US20110133578A1 (en) Linear vibrator
US7586220B2 (en) Electromechanical generator for converting mechanical vibrational energy into electrical energy
JP2002199689A (en) Linear oscillator
US20110101796A1 (en) Vibration actuator
US5909068A (en) Vibration generating device
KR20070103174A (en) Vibrator
US20080174187A1 (en) Vibrator Tube
US7005811B2 (en) Bodily sensed vibration generator system
JP2004050154A (en) Vibration generating device
KR100984046B1 (en) Linear type vibration motor
US20070194634A1 (en) Electromechanical generator for converting mechanical vibrational energy into electrical energy
US20110140458A1 (en) Method and apparatus for motional/vibrational energy harvesting via electromagnetic induction using a magnet array
JP2004289443A (en) Vibrating device and cell phone using the same
JPH11197601A (en) Portable electronic apparatus

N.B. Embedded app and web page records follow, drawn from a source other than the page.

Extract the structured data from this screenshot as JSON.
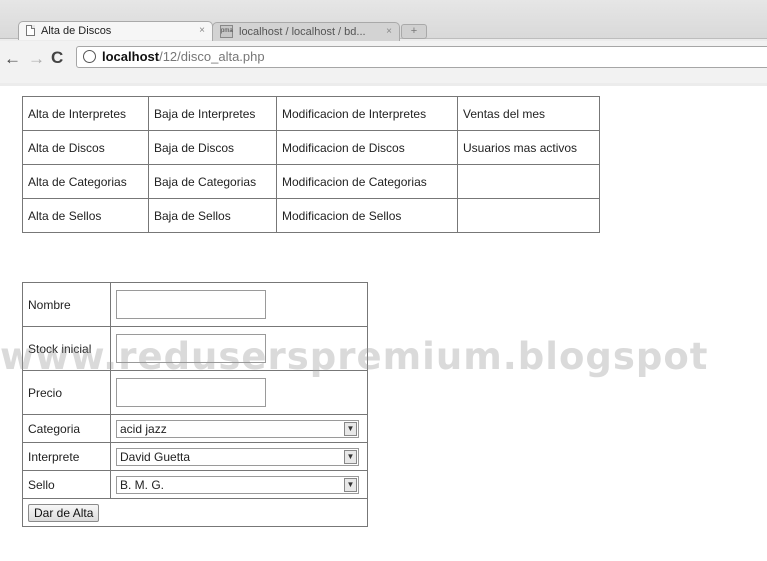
{
  "browser": {
    "tabs": [
      {
        "label": "Alta de Discos",
        "close": "×"
      },
      {
        "label": "localhost / localhost / bd...",
        "close": "×"
      }
    ],
    "url_host": "localhost",
    "url_path": "/12/disco_alta.php"
  },
  "menu": {
    "rows": [
      [
        "Alta de Interpretes",
        "Baja de Interpretes",
        "Modificacion de Interpretes",
        "Ventas del mes"
      ],
      [
        "Alta de Discos",
        "Baja de Discos",
        "Modificacion de Discos",
        "Usuarios mas activos"
      ],
      [
        "Alta de Categorias",
        "Baja de Categorias",
        "Modificacion de Categorias",
        ""
      ],
      [
        "Alta de Sellos",
        "Baja de Sellos",
        "Modificacion de Sellos",
        ""
      ]
    ]
  },
  "form": {
    "nombre_label": "Nombre",
    "stock_label": "Stock inicial",
    "precio_label": "Precio",
    "categoria_label": "Categoria",
    "categoria_value": "acid jazz",
    "interprete_label": "Interprete",
    "interprete_value": "David Guetta",
    "sello_label": "Sello",
    "sello_value": "B. M. G.",
    "submit_label": "Dar de Alta"
  },
  "watermark": "www.reduserspremium.blogspot"
}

Legal Events

Date Code Title Description
AS Assignment

Owner name: VIRGINIA POLYTECHNIC INSTITUTE AND STATE UNIVERSIT

Free format text: ASSIGNMENT OF ASSIGNORS INTEREST;ASSIGNORS:FULLER, CHRIS;BOOTH, STEPHEN;OSBORNE, GEORGE;REEL/FRAME:018209/0447;SIGNING DATES FROM 20060811 TO 20060824

Owner name: VIRGINIA TECH INTELLECTUAL PROPERTIES, INC., VIRGI

Free format text: ASSIGNMENT OF ASSIGNORS INTEREST;ASSIGNOR:VIRGINIA POLYTECHNIC INSTITUTE AND STATE UNIVERSITY;REEL/FRAME:018209/0660

Effective date: 20060831

Owner name: VIRGINIA POLYTECHNIC INSTITUTE AND STATE UNIVERSIT

Free format text: ASSIGNMENT OF ASSIGNORS INTEREST;ASSIGNORS:FULLER, CHRIS;BOOTH, STEPHEN;OSBORNE, GEORGE;SIGNING DATES FROM 20060811 TO 20060824;REEL/FRAME:018209/0447